5. If it be objected that the bond of maintenance and some other acts were not sent up to the Earl of Lanark and so were not approved by the king, to answer first that the desire of the parliament in their conclusion was only for publication of these sets in the king's name as having his real consent and not needing the ceremony; and that they sent up only those principal acts which they desired to be published, as the title of the index sent up imports. 2. That they sent up some general acts, the publication whereof imports the approbation of all the particulars that were left unprinted: as for instance they sent up the second act declaring the authority, power and jurisdiction of that parliament held in June 1640 to be as absolute and full as of any preceding parliament and prohibiting all persons whatsoever to call in question the authority thereof upon whatsoever pretext under the pain of treason. Which being sent to his majesty and in the treaty granted already by his majesty, directly imports the validity of the bond of maintenance and all other acts made therein (whereof none can be questioned without quarrelling the authority and power of that parliament), and does show that it is not only perjury in regard of the bond of maintenance, but also treason by this act approved in the treaty; for to accept of any ceremony that may derogate to the authority of that session of 11 June 1640 and would make the acts thereof not to have been laws from that date, but to become laws from the present touch of the sceptre. 3. They sent up the 35th act which gives warrant to the clerk to subscribe and extract the whole acts done in that session, and declares and ordains the whole acts and statutes made in that session to stand and have the force and strength of laws in the same way as any acts and statutes of any preceding parliament in any time bygone have had. Likewise by the last act whereby the parliament is declared to be current, it is ordained that the whole acts and statutes concluded in this present session of parliament to stand and have the force and strength of laws in the same way as any acts and statutes of any preceding parliaments in any time bygone, and ordains the same to be published and printed notwithstanding of the continuation thereof to the day foresaid.

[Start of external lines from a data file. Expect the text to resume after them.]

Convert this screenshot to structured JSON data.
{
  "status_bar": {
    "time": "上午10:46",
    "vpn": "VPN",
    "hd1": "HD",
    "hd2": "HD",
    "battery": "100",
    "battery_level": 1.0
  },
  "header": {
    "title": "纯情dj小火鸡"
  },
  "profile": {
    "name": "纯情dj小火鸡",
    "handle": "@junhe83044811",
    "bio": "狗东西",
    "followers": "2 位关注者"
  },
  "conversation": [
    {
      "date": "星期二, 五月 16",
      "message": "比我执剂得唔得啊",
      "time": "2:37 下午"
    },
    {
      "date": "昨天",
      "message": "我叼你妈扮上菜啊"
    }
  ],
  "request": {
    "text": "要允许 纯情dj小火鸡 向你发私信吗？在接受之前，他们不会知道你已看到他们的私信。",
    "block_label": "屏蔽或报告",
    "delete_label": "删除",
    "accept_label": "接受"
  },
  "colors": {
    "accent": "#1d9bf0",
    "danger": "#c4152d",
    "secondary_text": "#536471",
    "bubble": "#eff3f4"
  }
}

The king's receipt and grant of publishing these two general acts includes the bond of maintenance and all other particulars. 4. In all the acts of parliament made for continuation thereof from diet to diet as in November, January, April, May, June etc. in his majesty's name and often upon his majesty's letter, that clause of declaring the whole acts of the first session of June to have the force and strength of laws and ordaining them to be published is inserted and renewed. 5. The bond of maintenance of the authority of that parliament was subscribed in council. 6. The same parliament presently have renewed their order for subscribing of that bond by all that would voice in parliament.

6. By all these reasons it is evident that the bond of maintenance cannot be refused nor the authority of that session of parliament of 11 June cannot be quarrelled without danger of perjury and treason, which would be imported by the touch of the sceptre as making them to become laws from this present date, which is to be assumed in regard of this danger, especially seeing the king has already consented in the treaty, which is the substance, and there is no register that shows the necessity of that ceremony and no man's verbal relation (except an officer) should be trusted by a parliament in a matter of the greatest consequence. And seeing the parliament in June by their conclusion, the committee by their instructions, the commissioners by their first demand craved only the publication of these acts in the king's name with consent of the estates and set down the model thereof to prevent all debate in this parliament, and seeing the king's majesty in the treaty has promised the publication of these acts and agreed to the very model therein set down, there is no more now to be craved or to be done by his majesty but the subscribing of the treaty when it comes home and the clerk's publishing these acts according to his majesty's command and model set down in the treaty.

  1. NAS, PA6/7, 'Appendix, August 13 1641', f.1r-2r.
    Mistakenly filed under 13 August instead of 30 August.
  2. This clause is written on the rear of the document.